I’m okay with that: I got to do the fun part, which was looking it all up and making it work (and in doing so, acquiring a pretty decent understanding of the network of sewer tunnels north of the Thames). Knowing things is always better than not knowing them.
What character did you love or hate the most while writing? And why?
I get asked this a lot, and the answer’s “it depends,” which isn’t helpful. It’s not Greta, although I do enjoy writing her a great deal; she’s human, can only do what humans do, and it’s much more fun to write characters who can do things like tie lamp-posts in knots and shapeshift. My favorites are (in no particular order) Fastitocalon, Ruthven, and Samael. I love Sam. He wears white silk suits with no shirts under them and smokes Sobranie Cocktail cigarettes and can turn into an enormous white snake with red-pupiled black eyes and no real concept of personal space, among several other forms.
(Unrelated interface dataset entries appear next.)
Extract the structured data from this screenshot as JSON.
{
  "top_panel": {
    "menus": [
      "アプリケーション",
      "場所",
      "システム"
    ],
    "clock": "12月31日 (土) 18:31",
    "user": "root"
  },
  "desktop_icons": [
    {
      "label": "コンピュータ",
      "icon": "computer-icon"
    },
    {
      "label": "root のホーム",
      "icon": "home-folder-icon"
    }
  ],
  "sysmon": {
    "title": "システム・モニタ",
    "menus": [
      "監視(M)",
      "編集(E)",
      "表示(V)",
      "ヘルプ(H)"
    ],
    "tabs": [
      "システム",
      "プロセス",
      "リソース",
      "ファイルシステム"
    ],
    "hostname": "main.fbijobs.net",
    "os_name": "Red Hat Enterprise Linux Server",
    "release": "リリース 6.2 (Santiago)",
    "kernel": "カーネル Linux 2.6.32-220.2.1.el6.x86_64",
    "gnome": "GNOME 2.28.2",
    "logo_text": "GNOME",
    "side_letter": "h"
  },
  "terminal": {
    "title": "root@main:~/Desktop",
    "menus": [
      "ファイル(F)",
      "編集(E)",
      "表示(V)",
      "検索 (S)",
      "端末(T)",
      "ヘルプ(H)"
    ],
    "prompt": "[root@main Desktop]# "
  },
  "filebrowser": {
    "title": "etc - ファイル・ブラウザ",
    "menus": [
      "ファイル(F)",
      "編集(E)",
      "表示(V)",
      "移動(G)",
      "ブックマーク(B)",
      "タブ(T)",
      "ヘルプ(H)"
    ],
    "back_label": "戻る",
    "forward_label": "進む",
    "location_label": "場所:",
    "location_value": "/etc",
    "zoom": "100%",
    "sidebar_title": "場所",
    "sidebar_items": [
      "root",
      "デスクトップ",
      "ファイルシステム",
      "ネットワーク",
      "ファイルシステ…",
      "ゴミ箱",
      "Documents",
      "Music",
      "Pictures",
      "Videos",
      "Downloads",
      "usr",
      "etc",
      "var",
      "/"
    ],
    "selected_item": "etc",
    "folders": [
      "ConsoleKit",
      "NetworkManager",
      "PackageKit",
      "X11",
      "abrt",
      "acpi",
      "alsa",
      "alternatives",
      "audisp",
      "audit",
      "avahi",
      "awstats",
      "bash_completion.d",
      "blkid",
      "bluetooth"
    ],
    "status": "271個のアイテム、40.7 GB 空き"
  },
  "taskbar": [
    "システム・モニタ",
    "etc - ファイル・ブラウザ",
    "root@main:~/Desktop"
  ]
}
Writing Sam is all competence porn and charisma, both of which are entirely my jam, and also why Ruthven is so much fun to write. He’s got the effortless vampire style thing, he’s extraordinarily beautiful, classy, rich as hell, and sensible on top of it. He’s a philanthropist and a homemaker and now, spoilers for book three, he’s finally not alone.
Fastitocalon is different. In the first book he suffers from chronic ill-health and is consistently this close to going totally broke, and grimly bears it until others step in to offer help. We’re not quite sure what his deal is – he’s ever so slightly grey, and when he’s angry his eyes take on a faint orange luster, and he can apparently teleport himself and others when called upon to do so, but it’s a little while before the reason for all this weirdness becomes clear. Fastitocalon is stoic and wry and ironic and determined, despite the host of challenges ranged against him, and I do so love writing people who don’t give up.
What piece of advice would you want to share with other writers?
What Laura told me, all those years ago: don’t stop. If you want to write, then write. That is the fundamental reason that this trilogy is in the world: Laura – a published author! Who read my dot-matrix–printed manuscripts and made careful pencil notes in the margins! – told 11-year-old me not to stop. So I didn’t.
What are some of your writing-related hobbies, crafts, addictions?
Like a lot of authors I have a mild to moderate fountain pen problem. (I blame Elizabeth Bear for this; she gave my wife and I our first pens and ink several years ago.) For a while I was not just collecting vintage Sheaffer Balances but actually using them daily, but these days I have my lovely old pens on display to preserve them and am running with modern equipment instead. Between us we have enough ink to float a very small battleship, and we still go nuts whenever one of our favorite ink manufacturers comes out with something new. (Do not even ask me how many notebooks we own.)
Thanks so much for taking the time out of your very busy day to answer our questions, Vivian!